North Korea rejects US criticism of failed satellite launch

Lazy eyes listen


The US is in no position to condemn North Korea for attempting to launch a satellite after sending thousands into space itself, said Kim Jong-un’s prominent sister on Thursday. Kim Yo-jong stated that Pyongyang would soon launch its first reconnaissance spacecraft.

North Korea confirmed on Wednesday that its rocket carrying the military satellite Malligyong-1 crashed into the Yellow Sea due to a second-stage engine malfunction.

Washington and its allies in South Korea and Japan condemned the development. US National Security Council spokesperson John Kirby said Pyongyang’s attempted launch was cause for “major concern,” even if it failed. “Kim Jong-un and his scientists and engineers work, improve, and adapt.” And they continue to develop military capabilities that pose a threat not only to the peninsula but to the region as a whole,” he added.

According to Kirby’s colleague Adam Hodge, “the door to diplomacy has not closed, but Pyongyang must immediately cease its provocative actions and instead choose engagement.”

Kim Yo-jong claimed in a statement quoted by the Korean Central News Agency (KCNA) that “if the DPRK’s (Democratic People’s Republic of Korea) satellite launch is particularly condemned, the US and all other countries that have already launched thousands of satellites should be denounced.” This is nothing but self-contradiction sophism.”

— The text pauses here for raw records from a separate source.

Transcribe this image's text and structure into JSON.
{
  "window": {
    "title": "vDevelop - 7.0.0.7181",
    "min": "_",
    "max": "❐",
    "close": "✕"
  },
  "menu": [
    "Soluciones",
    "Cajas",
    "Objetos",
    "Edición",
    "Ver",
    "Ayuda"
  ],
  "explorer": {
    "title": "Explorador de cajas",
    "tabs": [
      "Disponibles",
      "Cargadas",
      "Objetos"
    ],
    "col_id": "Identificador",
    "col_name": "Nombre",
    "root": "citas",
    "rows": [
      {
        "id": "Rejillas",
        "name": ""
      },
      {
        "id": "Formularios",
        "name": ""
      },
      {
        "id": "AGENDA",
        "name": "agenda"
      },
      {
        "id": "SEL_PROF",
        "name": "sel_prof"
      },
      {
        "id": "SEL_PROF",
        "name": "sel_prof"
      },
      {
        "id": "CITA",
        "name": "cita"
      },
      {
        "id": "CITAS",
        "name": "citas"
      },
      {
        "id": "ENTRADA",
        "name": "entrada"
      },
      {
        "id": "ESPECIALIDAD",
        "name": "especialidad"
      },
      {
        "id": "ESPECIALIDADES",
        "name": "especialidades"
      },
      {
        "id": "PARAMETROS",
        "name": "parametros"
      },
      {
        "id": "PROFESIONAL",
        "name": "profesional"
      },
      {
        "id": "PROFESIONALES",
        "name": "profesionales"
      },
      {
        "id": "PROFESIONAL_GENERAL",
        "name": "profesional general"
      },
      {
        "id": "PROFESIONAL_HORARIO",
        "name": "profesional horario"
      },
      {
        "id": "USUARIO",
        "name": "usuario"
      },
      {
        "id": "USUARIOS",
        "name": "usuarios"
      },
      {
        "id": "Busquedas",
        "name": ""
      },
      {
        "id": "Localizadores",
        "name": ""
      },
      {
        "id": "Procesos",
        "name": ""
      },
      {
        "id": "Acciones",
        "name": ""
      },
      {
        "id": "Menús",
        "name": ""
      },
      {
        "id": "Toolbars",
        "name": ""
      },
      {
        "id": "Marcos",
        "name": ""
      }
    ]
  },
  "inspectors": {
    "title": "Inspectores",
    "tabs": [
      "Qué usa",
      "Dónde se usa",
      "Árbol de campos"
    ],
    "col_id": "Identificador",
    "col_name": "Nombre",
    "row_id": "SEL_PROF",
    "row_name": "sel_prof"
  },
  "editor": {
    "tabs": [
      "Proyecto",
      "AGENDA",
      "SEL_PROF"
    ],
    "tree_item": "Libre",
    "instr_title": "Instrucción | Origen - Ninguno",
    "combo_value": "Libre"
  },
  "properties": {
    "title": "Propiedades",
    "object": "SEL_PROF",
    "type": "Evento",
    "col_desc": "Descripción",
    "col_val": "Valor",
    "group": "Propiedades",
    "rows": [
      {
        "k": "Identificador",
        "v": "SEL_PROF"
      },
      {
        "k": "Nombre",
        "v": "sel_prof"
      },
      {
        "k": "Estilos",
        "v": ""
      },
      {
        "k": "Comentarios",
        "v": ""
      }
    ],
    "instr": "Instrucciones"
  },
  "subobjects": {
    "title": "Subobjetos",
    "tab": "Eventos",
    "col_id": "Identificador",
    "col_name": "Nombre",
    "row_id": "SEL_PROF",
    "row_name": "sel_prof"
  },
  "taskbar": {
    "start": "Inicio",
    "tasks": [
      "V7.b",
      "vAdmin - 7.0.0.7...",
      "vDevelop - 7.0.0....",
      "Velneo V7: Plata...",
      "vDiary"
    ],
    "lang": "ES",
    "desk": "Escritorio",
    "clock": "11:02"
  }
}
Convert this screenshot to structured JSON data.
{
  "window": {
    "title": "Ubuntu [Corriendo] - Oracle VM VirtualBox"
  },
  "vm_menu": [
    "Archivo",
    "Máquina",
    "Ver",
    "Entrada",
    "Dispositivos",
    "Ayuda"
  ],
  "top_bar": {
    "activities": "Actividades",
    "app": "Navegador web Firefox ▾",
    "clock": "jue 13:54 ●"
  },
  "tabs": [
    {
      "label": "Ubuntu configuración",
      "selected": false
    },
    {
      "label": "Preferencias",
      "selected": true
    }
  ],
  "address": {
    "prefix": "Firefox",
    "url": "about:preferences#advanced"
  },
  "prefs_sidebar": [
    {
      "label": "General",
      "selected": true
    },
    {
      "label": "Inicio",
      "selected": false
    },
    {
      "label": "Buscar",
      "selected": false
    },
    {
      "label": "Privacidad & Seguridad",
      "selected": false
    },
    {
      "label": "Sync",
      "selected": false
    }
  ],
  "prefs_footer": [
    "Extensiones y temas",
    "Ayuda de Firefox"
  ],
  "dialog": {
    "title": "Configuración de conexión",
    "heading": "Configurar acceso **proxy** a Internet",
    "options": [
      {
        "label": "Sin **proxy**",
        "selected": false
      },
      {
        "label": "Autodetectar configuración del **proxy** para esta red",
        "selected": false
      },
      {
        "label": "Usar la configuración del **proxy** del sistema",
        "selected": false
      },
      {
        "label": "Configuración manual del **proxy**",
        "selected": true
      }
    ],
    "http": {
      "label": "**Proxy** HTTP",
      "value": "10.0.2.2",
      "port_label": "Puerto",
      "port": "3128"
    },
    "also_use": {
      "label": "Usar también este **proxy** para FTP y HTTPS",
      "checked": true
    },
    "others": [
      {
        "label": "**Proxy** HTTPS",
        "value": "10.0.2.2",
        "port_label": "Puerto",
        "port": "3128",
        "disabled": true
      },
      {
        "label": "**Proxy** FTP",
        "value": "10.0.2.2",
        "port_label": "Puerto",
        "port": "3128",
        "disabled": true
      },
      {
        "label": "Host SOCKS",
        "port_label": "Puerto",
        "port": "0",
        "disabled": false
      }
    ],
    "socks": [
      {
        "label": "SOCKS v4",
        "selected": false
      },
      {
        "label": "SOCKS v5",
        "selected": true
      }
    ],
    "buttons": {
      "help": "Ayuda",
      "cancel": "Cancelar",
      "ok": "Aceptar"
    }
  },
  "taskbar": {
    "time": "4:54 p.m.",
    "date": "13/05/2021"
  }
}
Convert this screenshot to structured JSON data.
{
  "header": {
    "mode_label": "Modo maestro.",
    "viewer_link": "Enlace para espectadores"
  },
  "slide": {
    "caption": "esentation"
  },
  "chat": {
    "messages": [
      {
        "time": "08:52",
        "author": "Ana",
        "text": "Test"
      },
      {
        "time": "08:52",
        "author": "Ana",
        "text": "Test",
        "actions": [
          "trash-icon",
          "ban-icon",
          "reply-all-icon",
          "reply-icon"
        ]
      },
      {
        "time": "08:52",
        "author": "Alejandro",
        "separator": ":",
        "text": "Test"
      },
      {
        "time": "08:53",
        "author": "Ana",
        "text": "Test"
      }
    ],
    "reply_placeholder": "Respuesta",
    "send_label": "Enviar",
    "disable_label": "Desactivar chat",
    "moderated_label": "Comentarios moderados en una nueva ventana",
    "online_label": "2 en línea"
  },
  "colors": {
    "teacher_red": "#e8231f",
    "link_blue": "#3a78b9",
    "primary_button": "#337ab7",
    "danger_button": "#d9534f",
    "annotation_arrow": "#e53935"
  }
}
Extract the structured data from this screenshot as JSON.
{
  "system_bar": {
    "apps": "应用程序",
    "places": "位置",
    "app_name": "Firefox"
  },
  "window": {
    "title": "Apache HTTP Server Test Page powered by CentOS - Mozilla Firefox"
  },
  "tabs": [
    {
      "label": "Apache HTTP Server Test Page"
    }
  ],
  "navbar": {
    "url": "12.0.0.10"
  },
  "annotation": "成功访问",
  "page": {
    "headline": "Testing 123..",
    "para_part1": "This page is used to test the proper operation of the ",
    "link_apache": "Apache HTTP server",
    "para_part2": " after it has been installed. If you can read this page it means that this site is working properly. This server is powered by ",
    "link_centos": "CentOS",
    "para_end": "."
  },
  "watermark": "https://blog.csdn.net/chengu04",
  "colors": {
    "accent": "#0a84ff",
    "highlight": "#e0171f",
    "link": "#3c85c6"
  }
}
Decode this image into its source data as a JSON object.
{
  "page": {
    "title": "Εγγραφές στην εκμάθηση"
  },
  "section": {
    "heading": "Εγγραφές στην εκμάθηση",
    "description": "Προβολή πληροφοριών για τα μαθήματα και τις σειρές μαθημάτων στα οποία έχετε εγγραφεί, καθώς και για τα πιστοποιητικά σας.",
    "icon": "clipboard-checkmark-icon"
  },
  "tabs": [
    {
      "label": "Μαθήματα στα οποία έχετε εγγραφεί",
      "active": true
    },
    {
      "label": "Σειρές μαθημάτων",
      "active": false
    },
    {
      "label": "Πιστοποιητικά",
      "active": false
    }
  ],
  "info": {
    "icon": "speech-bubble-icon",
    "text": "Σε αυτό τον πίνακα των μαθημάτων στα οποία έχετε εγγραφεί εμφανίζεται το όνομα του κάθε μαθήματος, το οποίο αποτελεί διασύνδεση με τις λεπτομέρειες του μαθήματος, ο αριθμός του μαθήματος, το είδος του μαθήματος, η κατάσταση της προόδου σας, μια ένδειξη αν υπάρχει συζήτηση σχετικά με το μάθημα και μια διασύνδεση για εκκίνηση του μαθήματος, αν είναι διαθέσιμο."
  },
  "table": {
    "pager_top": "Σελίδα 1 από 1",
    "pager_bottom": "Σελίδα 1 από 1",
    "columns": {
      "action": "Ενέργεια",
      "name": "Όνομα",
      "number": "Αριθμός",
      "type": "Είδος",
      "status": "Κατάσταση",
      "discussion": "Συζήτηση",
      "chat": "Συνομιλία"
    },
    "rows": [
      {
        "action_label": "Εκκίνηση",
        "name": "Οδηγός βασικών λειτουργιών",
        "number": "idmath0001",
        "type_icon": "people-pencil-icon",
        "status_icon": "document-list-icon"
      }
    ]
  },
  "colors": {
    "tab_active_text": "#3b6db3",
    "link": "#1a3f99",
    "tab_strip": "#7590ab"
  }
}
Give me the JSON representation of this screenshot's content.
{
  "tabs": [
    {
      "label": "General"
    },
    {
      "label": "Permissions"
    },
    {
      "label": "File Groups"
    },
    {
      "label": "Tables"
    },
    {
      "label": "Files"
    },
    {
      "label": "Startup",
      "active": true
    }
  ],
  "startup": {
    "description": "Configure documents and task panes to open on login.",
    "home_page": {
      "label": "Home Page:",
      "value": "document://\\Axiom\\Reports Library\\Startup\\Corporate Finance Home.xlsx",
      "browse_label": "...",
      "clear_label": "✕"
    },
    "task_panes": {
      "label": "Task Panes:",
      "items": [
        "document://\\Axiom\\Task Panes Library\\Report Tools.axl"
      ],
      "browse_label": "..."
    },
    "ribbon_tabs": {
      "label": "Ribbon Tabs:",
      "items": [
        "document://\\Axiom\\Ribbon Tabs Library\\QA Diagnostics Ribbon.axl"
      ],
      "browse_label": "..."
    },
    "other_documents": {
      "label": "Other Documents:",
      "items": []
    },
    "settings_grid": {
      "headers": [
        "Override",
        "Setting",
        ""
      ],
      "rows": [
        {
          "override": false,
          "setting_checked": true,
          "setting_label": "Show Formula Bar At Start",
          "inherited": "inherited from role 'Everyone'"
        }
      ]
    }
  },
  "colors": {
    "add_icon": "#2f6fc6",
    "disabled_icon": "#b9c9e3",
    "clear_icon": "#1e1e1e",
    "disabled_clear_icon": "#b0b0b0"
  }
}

“The far-fetched logic that only the DPRK should not be allowed to do so… even though other countries are doing so is clearly a gangster-like and wrong one of seriously violating and illegally oppressing the DPRK’s right to use space,” she said.

Pyongyang is prohibited by a UN Security Council resolution from utilising ballistic missile technology for any purpose, including space launches.

Kim’s sister, a prominent member of North Korea’s ruling Workers’ Party, asserted that “it is certain that the DPRK’s military reconnaissance satellite will be correctly placed in space orbit and begin its mission in the near future.”